The Earth is round.
Now, while most of my readers will find this no great revelation, there are some folks who choose to believe otherwise.
Certainly a number of proofs exist that our planet is round, but there's one I'm reminded of every time I lead a group of excited sky watchers to experience a total solar eclipse, as I will again in early March. The calculations that predict the eclipse — and where we need to stand to see it — are based on the premise that our planet is spherical. If it weren't, people would have strung me up long ago for leading them across the world only to miss the eclipse.
Another demonstration of our planet's roundness appears low in our southern sky at night. The farther south on the spherical Earth that you live or travel, the higher the southern-most stars will appear. In fact, the stars that we Northerners see low in our southern sky are visible to Southern Hemisphere stargazers high overhead. This is a direct result of the roundness of our planet.
But you don't have to travel far to see these; in fact, this week after dark, some are visible to many of us in the Northern Hemisphere. To find them, first locate the constellation Orion, the hunter, the brilliant rectangle of four stars with three equally bright stars that trace a straight line at its center.
Immediately below the great hunter's feet lies the figure of Lepus, the hare, a faint and ancient constellation that represents the prey of Orion. To its east we find Canis Major, the great dog, marked by the dazzling star Sirius.
To the east of Lepus — and below Canis Major — we find Puppis, the stern. This is one of the larger Southern Hemisphere constellations, and was originally part of a now-defunct and even larger constellation known as the ship Argo Navis.
To the west of Lepus, and beginning near the foot of Orion, begins the long, winding constellation of Eridanus, the river. In Greek mythology, Eridanus is the waterway in which young Phaethon crashed after his failed attempt to fly the chariot of the sun.
Even farther south — very close to the horizon for many in North America — lie three additional small constellations.
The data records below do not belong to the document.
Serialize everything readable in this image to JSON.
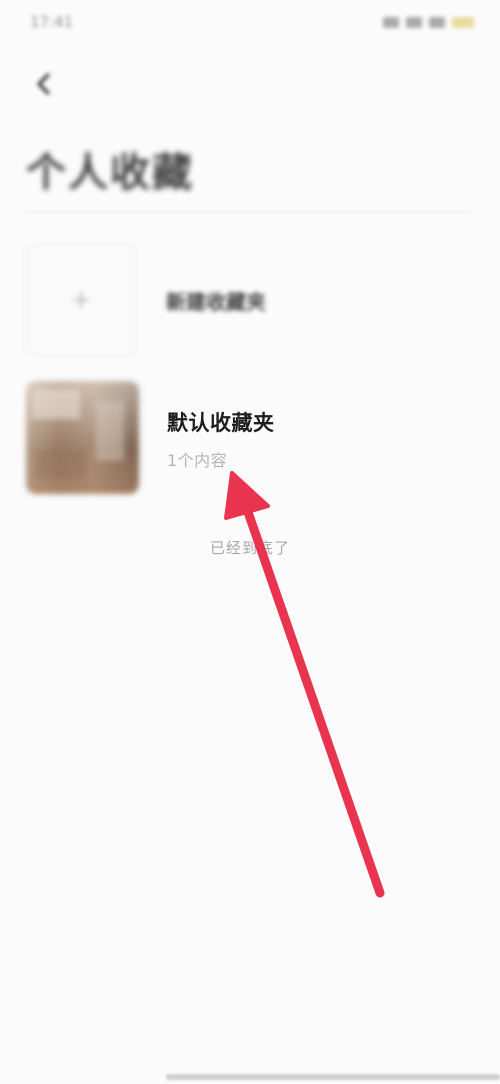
{
  "status_bar": {
    "time": "17:41"
  },
  "header": {
    "back_icon": "chevron-left-icon",
    "title": "个人收藏"
  },
  "new_folder": {
    "icon": "plus-icon",
    "label": "新建收藏夹"
  },
  "folders": [
    {
      "name": "默认收藏夹",
      "count_text": "1个内容"
    }
  ],
  "list_end_text": "已经到底了",
  "colors": {
    "annotation_arrow": "#e8344e",
    "battery": "#d9c14a"
  }
}
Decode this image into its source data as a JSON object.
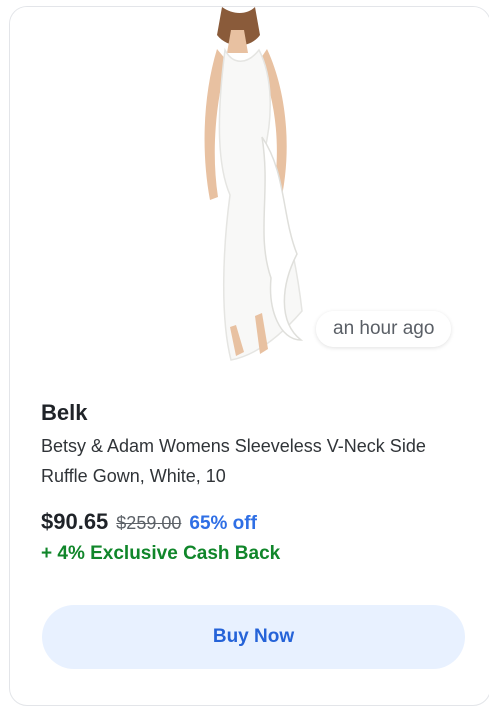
{
  "card": {
    "time_ago": "an hour ago",
    "merchant": "Belk",
    "product_title": "Betsy & Adam Womens Sleeveless V-Neck Side Ruffle Gown, White, 10",
    "price": "$90.65",
    "original_price": "$259.00",
    "discount": "65% off",
    "cashback": "+ 4% Exclusive Cash Back",
    "buy_button_label": "Buy Now"
  },
  "colors": {
    "discount": "#2f6fe5",
    "cashback": "#10862a",
    "button_bg": "#e8f1ff",
    "button_text": "#2563d8"
  }
}
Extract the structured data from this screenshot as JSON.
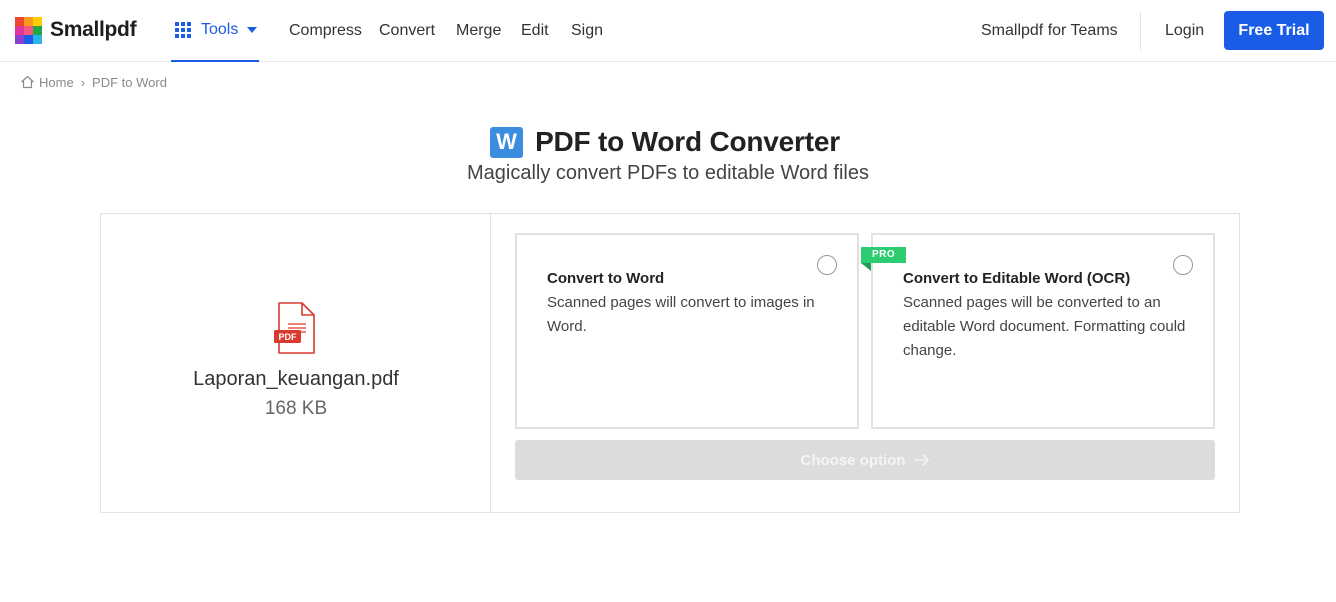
{
  "header": {
    "brand": "Smallpdf",
    "logo_colors": [
      "#f0452f",
      "#f79b1f",
      "#ffcb05",
      "#1fa74a",
      "#2ab5e6",
      "#1a5ce6",
      "#8a3fd1",
      "#e0359c",
      "#f05a7e"
    ],
    "tools_label": "Tools",
    "nav": [
      "Compress",
      "Convert",
      "Merge",
      "Edit",
      "Sign"
    ],
    "teams_label": "Smallpdf for Teams",
    "login_label": "Login",
    "trial_label": "Free Trial",
    "accent_color": "#1a5ce6"
  },
  "breadcrumb": {
    "home": "Home",
    "separator": "›",
    "current": "PDF to Word"
  },
  "hero": {
    "badge_letter": "W",
    "title": "PDF to Word Converter",
    "subtitle": "Magically convert PDFs to editable Word files"
  },
  "file": {
    "icon_label": "PDF",
    "name": "Laporan_keuangan.pdf",
    "size": "168 KB"
  },
  "options": [
    {
      "title": "Convert to Word",
      "description": "Scanned pages will convert to images in Word.",
      "selected": false
    },
    {
      "badge": "PRO",
      "title": "Convert to Editable Word (OCR)",
      "description": "Scanned pages will be converted to an editable Word document. Formatting could change.",
      "selected": false
    }
  ],
  "action": {
    "label": "Choose option",
    "enabled": false
  }
}
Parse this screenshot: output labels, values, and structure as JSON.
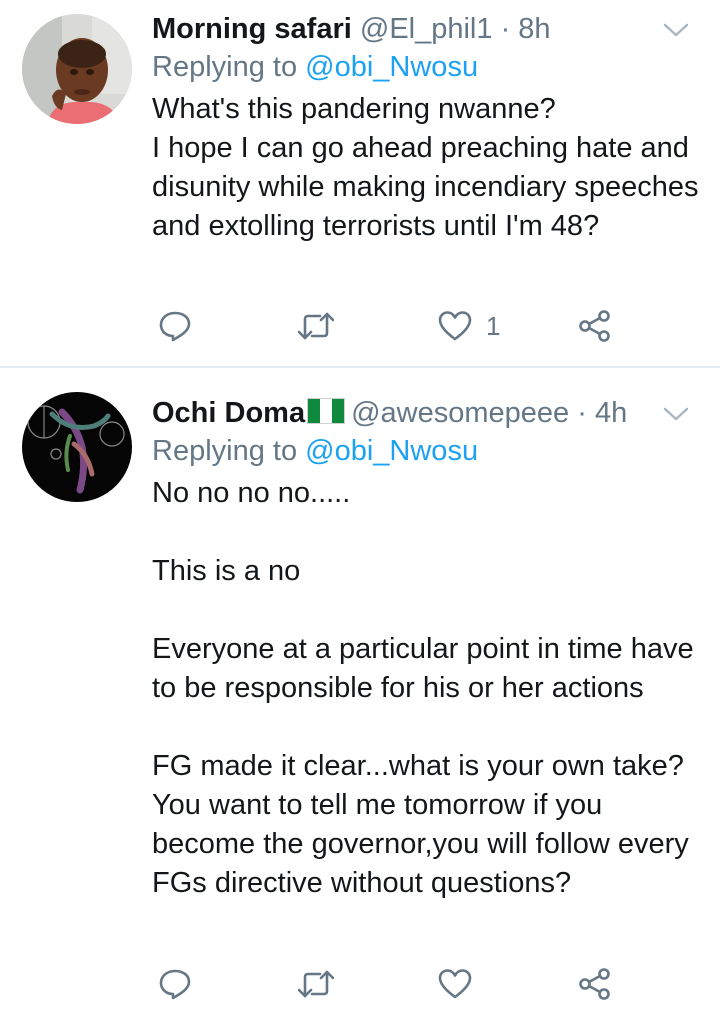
{
  "colors": {
    "text": "#14171a",
    "secondary": "#657786",
    "mention": "#1da1f2",
    "divider": "#e6ecf0"
  },
  "tweets": [
    {
      "name": "Morning safari",
      "handle": "@El_phil1",
      "separator": "·",
      "time": "8h",
      "replying_prefix": "Replying to ",
      "replying_to": "@obi_Nwosu",
      "text": "What's this pandering nwanne?\nI hope I can go ahead preaching hate and disunity while making incendiary speeches and extolling terrorists until I'm 48?",
      "reply_count": "",
      "retweet_count": "",
      "like_count": "1",
      "icons": [
        "reply-icon",
        "retweet-icon",
        "heart-icon",
        "share-icon",
        "chevron-down-icon"
      ]
    },
    {
      "name": "Ochi Doma",
      "name_flag": "nigeria-flag",
      "handle": "@awesomepeee",
      "separator": "·",
      "time": "4h",
      "replying_prefix": "Replying to ",
      "replying_to": "@obi_Nwosu",
      "text": "No no no no.....\n\nThis is a no\n\nEveryone at a particular point in time have to be responsible for his or her actions\n\nFG made it clear...what is your own take?\nYou want to tell me tomorrow if you become the governor,you will follow every FGs directive without questions?",
      "reply_count": "",
      "retweet_count": "",
      "like_count": "",
      "icons": [
        "reply-icon",
        "retweet-icon",
        "heart-icon",
        "share-icon",
        "chevron-down-icon"
      ]
    }
  ]
}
To see these, however, you'll need a very clear and dark sky, with no obstructions on the southern horizon.
Almost due south after dark, we find the tiny star grouping of Caelum, the chisel or engraving tool, a constellation invented by Abbe Nicolas Louis de Lacaille in the mid-1700s.
Another constellation invented by the Abbe lies on the opposite side of the great celestial river: Fornax, the furnace.
And finally, to the east of the chisel, we find Columba, the dove. Columba was probably invented by the 16th-century Dutch theologian, cartographer and astronomer Petrus Plancius, to represent the dove sent out by Noah in search of dry land after the great biblical flood.
So the next time you take a long trip north or south, pay close attention to the stars of the southern sky. Their changing elevations will show you what people have known for millennia: The Earth is round!